What has a door to do with your final resting place? Just ask the Abagusii 

5 minutes

Until his death, Naftali Onderi Ontweka was not only a prominent member of the Gusii community, he was also a dedicated family man.

Small wonder four months later, Onderi’s body still lies at the Lee Funeral Home as his wife and two brothers scramble for it in court.

Like most Gusii men of means who have bought land and built homes in the ‘diaspora,’ Onderi, former Deputy Director of Budget at the National Treasury, has two houses. One is in Kamulu where he lived with his wife and children until his passing away in April this year. The other one was built in Kiango, Bomachoge Borabu Constituency, where his extended family lives.

But, as if to confuse his clansmen when he departs from this world, he ensured he had built two doors for each of the two houses, as a proper Omugusii should. Interestingly, this has left the two litigants in some kind of a stalemate.

Indeed, one of the reasons being pushed by the siblings is that Mr Onderi had built a house back in the rural home with two doors. According to the siblings, in the event of death, the body would be taken into the house using one door and exit through the other one.

But this was countered by the spouse and his first son Boniface, who said the Kamulu home similarly had two doors. And unlike the home in Kamulu, the rural home was in bad condition and his father never repaired it because he never had intentions of living there, the family argued.

It is said that a respectable Gusii man’s house must have at least two doors. The main door can be used by anyone, including visitors who don’t have any relations with the host.

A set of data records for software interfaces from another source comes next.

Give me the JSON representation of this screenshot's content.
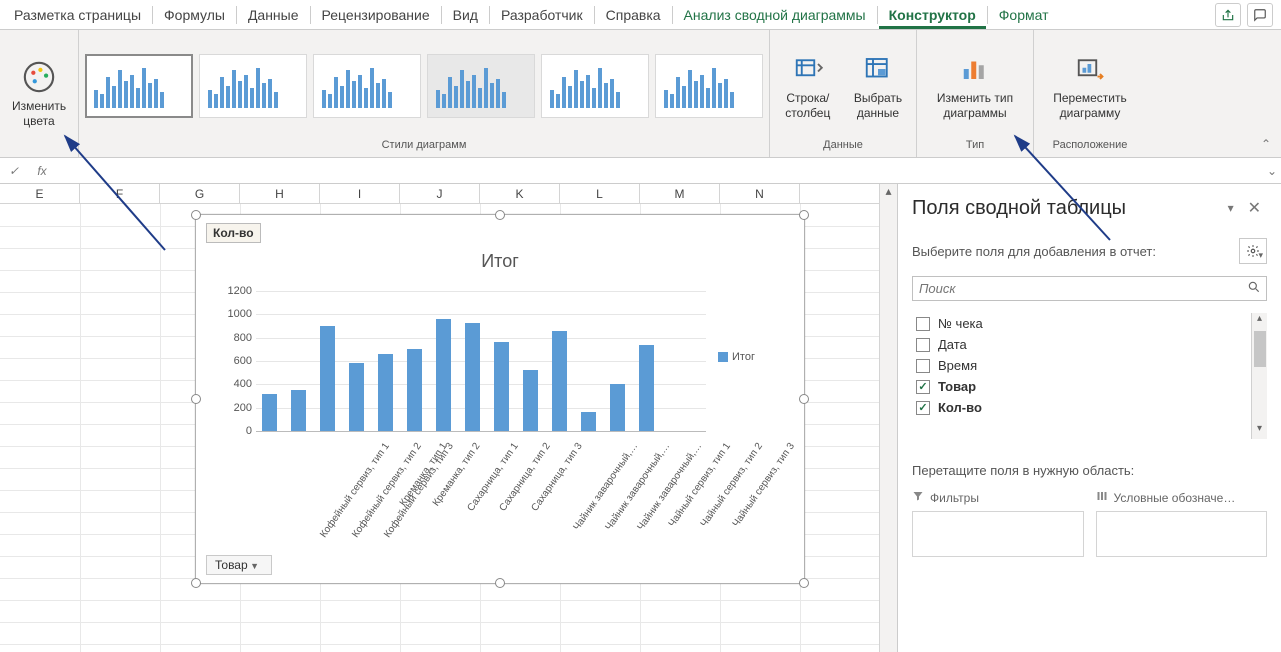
{
  "tabs": {
    "page_layout": "Разметка страницы",
    "formulas": "Формулы",
    "data": "Данные",
    "review": "Рецензирование",
    "view": "Вид",
    "developer": "Разработчик",
    "help": "Справка",
    "analyze": "Анализ сводной диаграммы",
    "design": "Конструктор",
    "format": "Формат"
  },
  "ribbon": {
    "change_colors": "Изменить\nцвета",
    "styles_label": "Стили диаграмм",
    "switch_rowcol": "Строка/\nстолбец",
    "select_data": "Выбрать\nданные",
    "data_label": "Данные",
    "change_type": "Изменить тип\nдиаграммы",
    "type_label": "Тип",
    "move_chart": "Переместить\nдиаграмму",
    "location_label": "Расположение"
  },
  "formula_bar": {
    "fx": "fx"
  },
  "columns": [
    "E",
    "F",
    "G",
    "H",
    "I",
    "J",
    "K",
    "L",
    "M",
    "N"
  ],
  "chart_box": {
    "badge": "Кол-во",
    "axis_button": "Товар"
  },
  "chart_data": {
    "type": "bar",
    "title": "Итог",
    "ylim": [
      0,
      1200
    ],
    "yticks": [
      0,
      200,
      400,
      600,
      800,
      1000,
      1200
    ],
    "legend": "Итог",
    "categories": [
      "Кофейный сервиз, тип 1",
      "Кофейный сервиз, тип 2",
      "Кофейный сервиз, тип 3",
      "Креманка, тип 1",
      "Креманка, тип 2",
      "Сахарница, тип 1",
      "Сахарница, тип 2",
      "Сахарница, тип 3",
      "Чайник заварочный,…",
      "Чайник заварочный,…",
      "Чайник заварочный,…",
      "Чайный сервиз, тип 1",
      "Чайный сервиз, тип 2",
      "Чайный сервиз, тип 3"
    ],
    "values": [
      320,
      350,
      900,
      580,
      660,
      700,
      960,
      930,
      760,
      520,
      860,
      160,
      400,
      740
    ]
  },
  "pane": {
    "title": "Поля сводной таблицы",
    "hint": "Выберите поля для добавления в отчет:",
    "search_placeholder": "Поиск",
    "fields": [
      {
        "label": "№ чека",
        "checked": false
      },
      {
        "label": "Дата",
        "checked": false
      },
      {
        "label": "Время",
        "checked": false
      },
      {
        "label": "Товар",
        "checked": true
      },
      {
        "label": "Кол-во",
        "checked": true
      }
    ],
    "drag_hint": "Перетащите поля в нужную область:",
    "filters_label": "Фильтры",
    "legend_label": "Условные обозначе…"
  }
}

However, the other door, mostly facing towards the West or the door facing the cattle kraal, is used by in-laws, your seniors and even grandfather as a sign of respect, a Gusii elder told MtaaSkika. Known as egesieri kia bweri (cow shed door) it is also through this door that the coffin will be taken out. 

Abagusii, popularly known as the Kisii, is one of Kenya’s 42-odd ethnic communities. Numbering about 2.7 million according to the census results of 2019, they live in the hilly side of what was formerly called Nyanza province. They occupy the counties of Kisii and Nyamira.

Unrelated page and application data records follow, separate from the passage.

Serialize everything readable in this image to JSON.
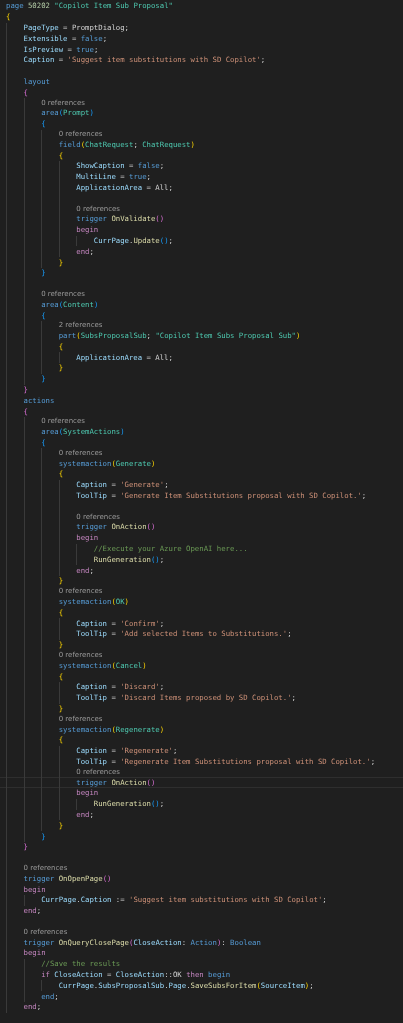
{
  "editor": {
    "lines": [
      {
        "kind": "code",
        "tokens": [
          {
            "kind": "keyword",
            "text": "page "
          },
          {
            "kind": "number",
            "text": "50202 "
          },
          {
            "kind": "type",
            "text": "\"Copilot Item Sub Proposal\""
          }
        ]
      },
      {
        "kind": "code",
        "tokens": [
          {
            "kind": "brace1",
            "text": "{"
          }
        ]
      },
      {
        "kind": "code",
        "tokens": [
          {
            "kind": "variable",
            "text": "    PageType"
          },
          {
            "kind": "plain",
            "text": " = PromptDialog;"
          }
        ]
      },
      {
        "kind": "code",
        "tokens": [
          {
            "kind": "variable",
            "text": "    Extensible"
          },
          {
            "kind": "plain",
            "text": " = "
          },
          {
            "kind": "keyword",
            "text": "false"
          },
          {
            "kind": "plain",
            "text": ";"
          }
        ]
      },
      {
        "kind": "code",
        "tokens": [
          {
            "kind": "variable",
            "text": "    IsPreview"
          },
          {
            "kind": "plain",
            "text": " = "
          },
          {
            "kind": "keyword",
            "text": "true"
          },
          {
            "kind": "plain",
            "text": ";"
          }
        ]
      },
      {
        "kind": "code",
        "tokens": [
          {
            "kind": "variable",
            "text": "    Caption"
          },
          {
            "kind": "plain",
            "text": " = "
          },
          {
            "kind": "string",
            "text": "'Suggest item substitutions with SD Copilot'"
          },
          {
            "kind": "plain",
            "text": ";"
          }
        ]
      },
      {
        "kind": "blank"
      },
      {
        "kind": "code",
        "tokens": [
          {
            "kind": "keyword",
            "text": "    layout"
          }
        ]
      },
      {
        "kind": "code",
        "tokens": [
          {
            "kind": "brace2",
            "text": "    {"
          }
        ]
      },
      {
        "kind": "lens",
        "text": "        0 references"
      },
      {
        "kind": "code",
        "tokens": [
          {
            "kind": "keyword",
            "text": "        area"
          },
          {
            "kind": "brace3",
            "text": "("
          },
          {
            "kind": "type",
            "text": "Prompt"
          },
          {
            "kind": "brace3",
            "text": ")"
          }
        ]
      },
      {
        "kind": "code",
        "tokens": [
          {
            "kind": "brace3",
            "text": "        {"
          }
        ]
      },
      {
        "kind": "lens",
        "text": "            0 references"
      },
      {
        "kind": "code",
        "tokens": [
          {
            "kind": "keyword",
            "text": "            field"
          },
          {
            "kind": "brace1",
            "text": "("
          },
          {
            "kind": "type",
            "text": "ChatRequest"
          },
          {
            "kind": "plain",
            "text": "; "
          },
          {
            "kind": "type",
            "text": "ChatRequest"
          },
          {
            "kind": "brace1",
            "text": ")"
          }
        ]
      },
      {
        "kind": "code",
        "tokens": [
          {
            "kind": "brace1",
            "text": "            {"
          }
        ]
      },
      {
        "kind": "code",
        "tokens": [
          {
            "kind": "variable",
            "text": "                ShowCaption"
          },
          {
            "kind": "plain",
            "text": " = "
          },
          {
            "kind": "keyword",
            "text": "false"
          },
          {
            "kind": "plain",
            "text": ";"
          }
        ]
      },
      {
        "kind": "code",
        "tokens": [
          {
            "kind": "variable",
            "text": "                MultiLine"
          },
          {
            "kind": "plain",
            "text": " = "
          },
          {
            "kind": "keyword",
            "text": "true"
          },
          {
            "kind": "plain",
            "text": ";"
          }
        ]
      },
      {
        "kind": "code",
        "tokens": [
          {
            "kind": "variable",
            "text": "                ApplicationArea"
          },
          {
            "kind": "plain",
            "text": " = All;"
          }
        ]
      },
      {
        "kind": "blank"
      },
      {
        "kind": "lens",
        "text": "                0 references"
      },
      {
        "kind": "code",
        "tokens": [
          {
            "kind": "keyword",
            "text": "                trigger "
          },
          {
            "kind": "function",
            "text": "OnValidate"
          },
          {
            "kind": "brace2",
            "text": "()"
          }
        ]
      },
      {
        "kind": "code",
        "tokens": [
          {
            "kind": "control",
            "text": "                begin"
          }
        ]
      },
      {
        "kind": "code",
        "tokens": [
          {
            "kind": "variable",
            "text": "                    CurrPage"
          },
          {
            "kind": "plain",
            "text": "."
          },
          {
            "kind": "function",
            "text": "Update"
          },
          {
            "kind": "brace3",
            "text": "()"
          },
          {
            "kind": "plain",
            "text": ";"
          }
        ]
      },
      {
        "kind": "code",
        "tokens": [
          {
            "kind": "control",
            "text": "                end"
          },
          {
            "kind": "plain",
            "text": ";"
          }
        ]
      },
      {
        "kind": "code",
        "tokens": [
          {
            "kind": "brace1",
            "text": "            }"
          }
        ]
      },
      {
        "kind": "code",
        "tokens": [
          {
            "kind": "brace3",
            "text": "        }"
          }
        ]
      },
      {
        "kind": "blank"
      },
      {
        "kind": "lens",
        "text": "        0 references"
      },
      {
        "kind": "code",
        "tokens": [
          {
            "kind": "keyword",
            "text": "        area"
          },
          {
            "kind": "brace3",
            "text": "("
          },
          {
            "kind": "type",
            "text": "Content"
          },
          {
            "kind": "brace3",
            "text": ")"
          }
        ]
      },
      {
        "kind": "code",
        "tokens": [
          {
            "kind": "brace3",
            "text": "        {"
          }
        ]
      },
      {
        "kind": "lens",
        "text": "            2 references"
      },
      {
        "kind": "code",
        "tokens": [
          {
            "kind": "keyword",
            "text": "            part"
          },
          {
            "kind": "brace1",
            "text": "("
          },
          {
            "kind": "type",
            "text": "SubsProposalSub"
          },
          {
            "kind": "plain",
            "text": "; "
          },
          {
            "kind": "type",
            "text": "\"Copilot Item Subs Proposal Sub\""
          },
          {
            "kind": "brace1",
            "text": ")"
          }
        ]
      },
      {
        "kind": "code",
        "tokens": [
          {
            "kind": "brace1",
            "text": "            {"
          }
        ]
      },
      {
        "kind": "code",
        "tokens": [
          {
            "kind": "variable",
            "text": "                ApplicationArea"
          },
          {
            "kind": "plain",
            "text": " = All;"
          }
        ]
      },
      {
        "kind": "code",
        "tokens": [
          {
            "kind": "brace1",
            "text": "            }"
          }
        ]
      },
      {
        "kind": "code",
        "tokens": [
          {
            "kind": "brace3",
            "text": "        }"
          }
        ]
      },
      {
        "kind": "code",
        "tokens": [
          {
            "kind": "brace2",
            "text": "    }"
          }
        ]
      },
      {
        "kind": "code",
        "tokens": [
          {
            "kind": "keyword",
            "text": "    actions"
          }
        ]
      },
      {
        "kind": "code",
        "tokens": [
          {
            "kind": "brace2",
            "text": "    {"
          }
        ]
      },
      {
        "kind": "lens",
        "text": "        0 references"
      },
      {
        "kind": "code",
        "tokens": [
          {
            "kind": "keyword",
            "text": "        area"
          },
          {
            "kind": "brace3",
            "text": "("
          },
          {
            "kind": "type",
            "text": "SystemActions"
          },
          {
            "kind": "brace3",
            "text": ")"
          }
        ]
      },
      {
        "kind": "code",
        "tokens": [
          {
            "kind": "brace3",
            "text": "        {"
          }
        ]
      },
      {
        "kind": "lens",
        "text": "            0 references"
      },
      {
        "kind": "code",
        "tokens": [
          {
            "kind": "keyword",
            "text": "            systemaction"
          },
          {
            "kind": "brace1",
            "text": "("
          },
          {
            "kind": "type",
            "text": "Generate"
          },
          {
            "kind": "brace1",
            "text": ")"
          }
        ]
      },
      {
        "kind": "code",
        "tokens": [
          {
            "kind": "brace1",
            "text": "            {"
          }
        ]
      },
      {
        "kind": "code",
        "tokens": [
          {
            "kind": "variable",
            "text": "                Caption"
          },
          {
            "kind": "plain",
            "text": " = "
          },
          {
            "kind": "string",
            "text": "'Generate'"
          },
          {
            "kind": "plain",
            "text": ";"
          }
        ]
      },
      {
        "kind": "code",
        "tokens": [
          {
            "kind": "variable",
            "text": "                ToolTip"
          },
          {
            "kind": "plain",
            "text": " = "
          },
          {
            "kind": "string",
            "text": "'Generate Item Substitutions proposal with SD Copilot.'"
          },
          {
            "kind": "plain",
            "text": ";"
          }
        ]
      },
      {
        "kind": "blank"
      },
      {
        "kind": "lens",
        "text": "                0 references"
      },
      {
        "kind": "code",
        "tokens": [
          {
            "kind": "keyword",
            "text": "                trigger "
          },
          {
            "kind": "function",
            "text": "OnAction"
          },
          {
            "kind": "brace2",
            "text": "()"
          }
        ]
      },
      {
        "kind": "code",
        "tokens": [
          {
            "kind": "control",
            "text": "                begin"
          }
        ]
      },
      {
        "kind": "code",
        "tokens": [
          {
            "kind": "comment",
            "text": "                    //Execute your Azure OpenAI here..."
          }
        ]
      },
      {
        "kind": "code",
        "tokens": [
          {
            "kind": "function",
            "text": "                    RunGeneration"
          },
          {
            "kind": "brace3",
            "text": "()"
          },
          {
            "kind": "plain",
            "text": ";"
          }
        ]
      },
      {
        "kind": "code",
        "tokens": [
          {
            "kind": "control",
            "text": "                end"
          },
          {
            "kind": "plain",
            "text": ";"
          }
        ]
      },
      {
        "kind": "code",
        "tokens": [
          {
            "kind": "brace1",
            "text": "            }"
          }
        ]
      },
      {
        "kind": "lens",
        "text": "            0 references"
      },
      {
        "kind": "code",
        "tokens": [
          {
            "kind": "keyword",
            "text": "            systemaction"
          },
          {
            "kind": "brace1",
            "text": "("
          },
          {
            "kind": "type",
            "text": "OK"
          },
          {
            "kind": "brace1",
            "text": ")"
          }
        ]
      },
      {
        "kind": "code",
        "tokens": [
          {
            "kind": "brace1",
            "text": "            {"
          }
        ]
      },
      {
        "kind": "code",
        "tokens": [
          {
            "kind": "variable",
            "text": "                Caption"
          },
          {
            "kind": "plain",
            "text": " = "
          },
          {
            "kind": "string",
            "text": "'Confirm'"
          },
          {
            "kind": "plain",
            "text": ";"
          }
        ]
      },
      {
        "kind": "code",
        "tokens": [
          {
            "kind": "variable",
            "text": "                ToolTip"
          },
          {
            "kind": "plain",
            "text": " = "
          },
          {
            "kind": "string",
            "text": "'Add selected Items to Substitutions.'"
          },
          {
            "kind": "plain",
            "text": ";"
          }
        ]
      },
      {
        "kind": "code",
        "tokens": [
          {
            "kind": "brace1",
            "text": "            }"
          }
        ]
      },
      {
        "kind": "lens",
        "text": "            0 references"
      },
      {
        "kind": "code",
        "tokens": [
          {
            "kind": "keyword",
            "text": "            systemaction"
          },
          {
            "kind": "brace1",
            "text": "("
          },
          {
            "kind": "type",
            "text": "Cancel"
          },
          {
            "kind": "brace1",
            "text": ")"
          }
        ]
      },
      {
        "kind": "code",
        "tokens": [
          {
            "kind": "brace1",
            "text": "            {"
          }
        ]
      },
      {
        "kind": "code",
        "tokens": [
          {
            "kind": "variable",
            "text": "                Caption"
          },
          {
            "kind": "plain",
            "text": " = "
          },
          {
            "kind": "string",
            "text": "'Discard'"
          },
          {
            "kind": "plain",
            "text": ";"
          }
        ]
      },
      {
        "kind": "code",
        "tokens": [
          {
            "kind": "variable",
            "text": "                ToolTip"
          },
          {
            "kind": "plain",
            "text": " = "
          },
          {
            "kind": "string",
            "text": "'Discard Items proposed by SD Copilot.'"
          },
          {
            "kind": "plain",
            "text": ";"
          }
        ]
      },
      {
        "kind": "code",
        "tokens": [
          {
            "kind": "brace1",
            "text": "            }"
          }
        ]
      },
      {
        "kind": "lens",
        "text": "            0 references"
      },
      {
        "kind": "code",
        "tokens": [
          {
            "kind": "keyword",
            "text": "            systemaction"
          },
          {
            "kind": "brace1",
            "text": "("
          },
          {
            "kind": "type",
            "text": "Regenerate"
          },
          {
            "kind": "brace1",
            "text": ")"
          }
        ]
      },
      {
        "kind": "code",
        "tokens": [
          {
            "kind": "brace1",
            "text": "            {"
          }
        ]
      },
      {
        "kind": "code",
        "tokens": [
          {
            "kind": "variable",
            "text": "                Caption"
          },
          {
            "kind": "plain",
            "text": " = "
          },
          {
            "kind": "string",
            "text": "'Regenerate'"
          },
          {
            "kind": "plain",
            "text": ";"
          }
        ]
      },
      {
        "kind": "code",
        "tokens": [
          {
            "kind": "variable",
            "text": "                ToolTip"
          },
          {
            "kind": "plain",
            "text": " = "
          },
          {
            "kind": "string",
            "text": "'Regenerate Item Substitutions proposal with SD Copilot.'"
          },
          {
            "kind": "plain",
            "text": ";"
          }
        ]
      },
      {
        "kind": "lens",
        "text": "                0 references"
      },
      {
        "kind": "code",
        "current": true,
        "tokens": [
          {
            "kind": "keyword",
            "text": "                trigger "
          },
          {
            "kind": "function",
            "text": "OnAction"
          },
          {
            "kind": "brace2",
            "text": "()"
          }
        ]
      },
      {
        "kind": "code",
        "tokens": [
          {
            "kind": "control",
            "text": "                begin"
          }
        ]
      },
      {
        "kind": "code",
        "tokens": [
          {
            "kind": "function",
            "text": "                    RunGeneration"
          },
          {
            "kind": "brace3",
            "text": "()"
          },
          {
            "kind": "plain",
            "text": ";"
          }
        ]
      },
      {
        "kind": "code",
        "tokens": [
          {
            "kind": "control",
            "text": "                end"
          },
          {
            "kind": "plain",
            "text": ";"
          }
        ]
      },
      {
        "kind": "code",
        "tokens": [
          {
            "kind": "brace1",
            "text": "            }"
          }
        ]
      },
      {
        "kind": "code",
        "tokens": [
          {
            "kind": "brace3",
            "text": "        }"
          }
        ]
      },
      {
        "kind": "code",
        "tokens": [
          {
            "kind": "brace2",
            "text": "    }"
          }
        ]
      },
      {
        "kind": "blank"
      },
      {
        "kind": "lens",
        "text": "    0 references"
      },
      {
        "kind": "code",
        "tokens": [
          {
            "kind": "keyword",
            "text": "    trigger "
          },
          {
            "kind": "function",
            "text": "OnOpenPage"
          },
          {
            "kind": "brace2",
            "text": "()"
          }
        ]
      },
      {
        "kind": "code",
        "tokens": [
          {
            "kind": "control",
            "text": "    begin"
          }
        ]
      },
      {
        "kind": "code",
        "tokens": [
          {
            "kind": "variable",
            "text": "        CurrPage"
          },
          {
            "kind": "plain",
            "text": "."
          },
          {
            "kind": "variable",
            "text": "Caption"
          },
          {
            "kind": "plain",
            "text": " := "
          },
          {
            "kind": "string",
            "text": "'Suggest item substitutions with SD Copilot'"
          },
          {
            "kind": "plain",
            "text": ";"
          }
        ]
      },
      {
        "kind": "code",
        "tokens": [
          {
            "kind": "control",
            "text": "    end"
          },
          {
            "kind": "plain",
            "text": ";"
          }
        ]
      },
      {
        "kind": "blank"
      },
      {
        "kind": "lens",
        "text": "    0 references"
      },
      {
        "kind": "code",
        "tokens": [
          {
            "kind": "keyword",
            "text": "    trigger "
          },
          {
            "kind": "function",
            "text": "OnQueryClosePage"
          },
          {
            "kind": "brace2",
            "text": "("
          },
          {
            "kind": "variable",
            "text": "CloseAction"
          },
          {
            "kind": "plain",
            "text": ": "
          },
          {
            "kind": "keyword",
            "text": "Action"
          },
          {
            "kind": "brace2",
            "text": ")"
          },
          {
            "kind": "plain",
            "text": ": "
          },
          {
            "kind": "keyword",
            "text": "Boolean"
          }
        ]
      },
      {
        "kind": "code",
        "tokens": [
          {
            "kind": "control",
            "text": "    begin"
          }
        ]
      },
      {
        "kind": "code",
        "tokens": [
          {
            "kind": "comment",
            "text": "        //Save the results"
          }
        ]
      },
      {
        "kind": "code",
        "tokens": [
          {
            "kind": "control",
            "text": "        if "
          },
          {
            "kind": "variable",
            "text": "CloseAction"
          },
          {
            "kind": "plain",
            "text": " = "
          },
          {
            "kind": "variable",
            "text": "CloseAction"
          },
          {
            "kind": "plain",
            "text": "::OK "
          },
          {
            "kind": "control",
            "text": "then "
          },
          {
            "kind": "keyword",
            "text": "begin"
          }
        ]
      },
      {
        "kind": "code",
        "tokens": [
          {
            "kind": "variable",
            "text": "            CurrPage"
          },
          {
            "kind": "plain",
            "text": "."
          },
          {
            "kind": "variable",
            "text": "SubsProposalSub"
          },
          {
            "kind": "plain",
            "text": "."
          },
          {
            "kind": "variable",
            "text": "Page"
          },
          {
            "kind": "plain",
            "text": "."
          },
          {
            "kind": "function",
            "text": "SaveSubsForItem"
          },
          {
            "kind": "brace1",
            "text": "("
          },
          {
            "kind": "variable",
            "text": "SourceItem"
          },
          {
            "kind": "brace1",
            "text": ")"
          },
          {
            "kind": "plain",
            "text": ";"
          }
        ]
      },
      {
        "kind": "code",
        "tokens": [
          {
            "kind": "keyword",
            "text": "        end"
          },
          {
            "kind": "plain",
            "text": ";"
          }
        ]
      },
      {
        "kind": "code",
        "tokens": [
          {
            "kind": "control",
            "text": "    end"
          },
          {
            "kind": "plain",
            "text": ";"
          }
        ]
      }
    ]
  }
}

Although a lot of Abagusii have moved from their ancestral lands in the two counties, partly due to increasing population, they are known for zealously adhering to their cultural norms and values including burial rites.  

The symbolic importance of Egesieri kia bweri can also be seen during the circumcision rite. 

It is also through egesieri kia bweri that a daughter who has successfully gone through the ceremony of ogosuba or esubo–which is meant to prepare one for adulthood as well as the responsibilities of motherhood–passes through as a final rite.

The father, who will be sitting near bweri, will spray the initiate with ribuogore (fermented cereal beer) and then sip amabere (milk) and spray her again with the contents. But most of these traditions have been abandoned. 

In the present case, the High Court had ruled in favour of the spouse Zipporah Masese Onderi last month and allowed her to collect the body for burial in Kamulu. The court had also ruled that Kisii rites should apply during the burial.

But the brothers moved to the Court of Appeal arguing that it was their brother’s wish for his remains to be interred in his rural home.

It is a case that is reminiscent of the 1986 legal battle pitting Wambui Otieno against her husband’s clan, Umira Kager over the burial of Silvano Melea Otieno, popularly known as S.M. Otieno.

Like in most communities from Western Kenya, important individuals in the society like Mr Onderi who was the chairman of the Mogunde family was even crowned as a Gusii elder, cannot be buried away from their ancestral homes.

“There is no evidence that the deceased’s wishes were for him to be buried in Kamulu. Therefore, it is in public interest and in the interest of justice for the deceased to be buried in accordance with the Gusii community customs and not as per the wishes of his nuclear family as was held by the High Court,” the relatives submitted.

Soon after Onderi’s death in April, his brothers moved to court and successfully argued for the body to be buried in Bomachoge.

Ms Onderi moved to the High Court and convinced the court that he should be buried in Kamulu, where the family had established their matrimonial home and lived until his death.

In a judgement on July 5, Justice Eric Ogola set-aside the decision of the lower court and held that Ms Onderi had the right to bury her dead husband.

In the appeal, the brothers argue that although the wife had the absolute right over the body, Mr Onderi was a prominent member of the Gusii community and according to his wishes, he is to be buried in Kiango, as evidenced in his actions of building a permanent house in accordance to the Gusii customs.

Support MtaaSkika.

Fund independent journalism.